After one of those milestone birthdays, more than a few years back, I decided it was time to get a trainer. I had belonged to the local wellness center for some time and did not use it as much as I should. I felt that a trainer would help to teach me how to use the machines, the right combination of exercises, and number of reps.
The first one assigned to me was fired by the management during our session. I don’t know what she was supposed to have done or not done but she claimed innocence quite vocally. Number 2 was a young, energetic, recent college graduate, and new Dad from West Virginia by way of Mumbai, India.
Darsh and I hit it off immediately. He laughed easily, liked to talk to old ladies, and realized early on that we were not training for the Olympics. He was an expert at stretching the number of your sessions over a long period of time (instead of an hour we did 1/2 hours), quick to cancel when the weather was bad and his car, “old yeller” couldn’t make through the snow, and all in all made you want to get up for that 6:30 A.M. workout session.
Sometimes though, Darsh stretched our physical boundaries. Into the gym we went one morning. He made me run back and forth from line to line, much like I remembered from my high school basketball days ( I was mostly a bench sitter, even then). Breathless from that exercise that had to have lasted a minute or minute and a half. He then got the bright idea to toss the medicine ball around. “Come on LB you can do it.” I could…for a while. A short toss made me step into the catch and the ball stoved my middle finger. I cringed. At first glance, no big deal. Darsh comforted me by saying to “shake it off LB”.
Ever willing to please, I shook it and purposefully did not look at it until I sat on the rower. It hurt and was swelling. The most disgusting part it was bent and no amount of my effort would straighten it. “Darsh, should it look like this?” Looking ashen, he said NO! He ran for ice and told me to go to the ER. I did not. What were they going to do?
At work, I called my orthopedic doctor, as I must be prone to need one of my own. While I waited in the exam room, I studied the descriptive charts Dr’s use in lieu of wall art of all kinds of horrible, cringe-able things you can do to your fingers. Diagnosis, I had broken bone and an avusion . After wearing a splint for two months, I resigned myself to not having pretty hands anymore and threw the splint in a drawer full of other accumulated medical appliances.
I am happy to say that Darshan is still my friend. He is a successful businessman and father of two. I am smiling just thinking of all the fun we had. And, happy to report that not a pound was lost!

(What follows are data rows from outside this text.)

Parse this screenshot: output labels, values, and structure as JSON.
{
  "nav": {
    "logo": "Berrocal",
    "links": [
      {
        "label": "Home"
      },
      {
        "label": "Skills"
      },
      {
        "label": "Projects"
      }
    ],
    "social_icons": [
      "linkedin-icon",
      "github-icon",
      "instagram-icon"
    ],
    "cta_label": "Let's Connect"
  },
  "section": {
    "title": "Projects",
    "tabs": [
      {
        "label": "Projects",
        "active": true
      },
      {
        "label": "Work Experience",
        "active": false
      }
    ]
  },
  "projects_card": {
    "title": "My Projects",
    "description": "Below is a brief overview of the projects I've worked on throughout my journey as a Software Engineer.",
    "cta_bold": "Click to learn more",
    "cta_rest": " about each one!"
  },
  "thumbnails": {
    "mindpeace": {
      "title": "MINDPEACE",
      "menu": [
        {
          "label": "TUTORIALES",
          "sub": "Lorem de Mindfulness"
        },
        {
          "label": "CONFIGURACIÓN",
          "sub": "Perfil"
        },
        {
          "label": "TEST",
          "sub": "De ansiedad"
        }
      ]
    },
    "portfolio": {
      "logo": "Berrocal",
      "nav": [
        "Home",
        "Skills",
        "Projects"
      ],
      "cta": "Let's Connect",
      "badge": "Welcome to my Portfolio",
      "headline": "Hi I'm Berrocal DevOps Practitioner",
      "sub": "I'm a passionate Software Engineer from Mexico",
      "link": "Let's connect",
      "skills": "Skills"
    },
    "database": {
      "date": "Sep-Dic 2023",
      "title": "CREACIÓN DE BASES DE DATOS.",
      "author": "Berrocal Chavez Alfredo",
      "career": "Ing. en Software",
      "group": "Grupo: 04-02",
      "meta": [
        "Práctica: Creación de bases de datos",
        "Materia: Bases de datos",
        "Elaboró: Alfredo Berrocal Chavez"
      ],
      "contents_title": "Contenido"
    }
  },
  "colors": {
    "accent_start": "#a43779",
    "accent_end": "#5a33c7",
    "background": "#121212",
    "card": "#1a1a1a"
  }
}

My only real regret. is that when I feel the need to flip the bird, it is looking always back at me.
I’ll call it, Darsh’s karma.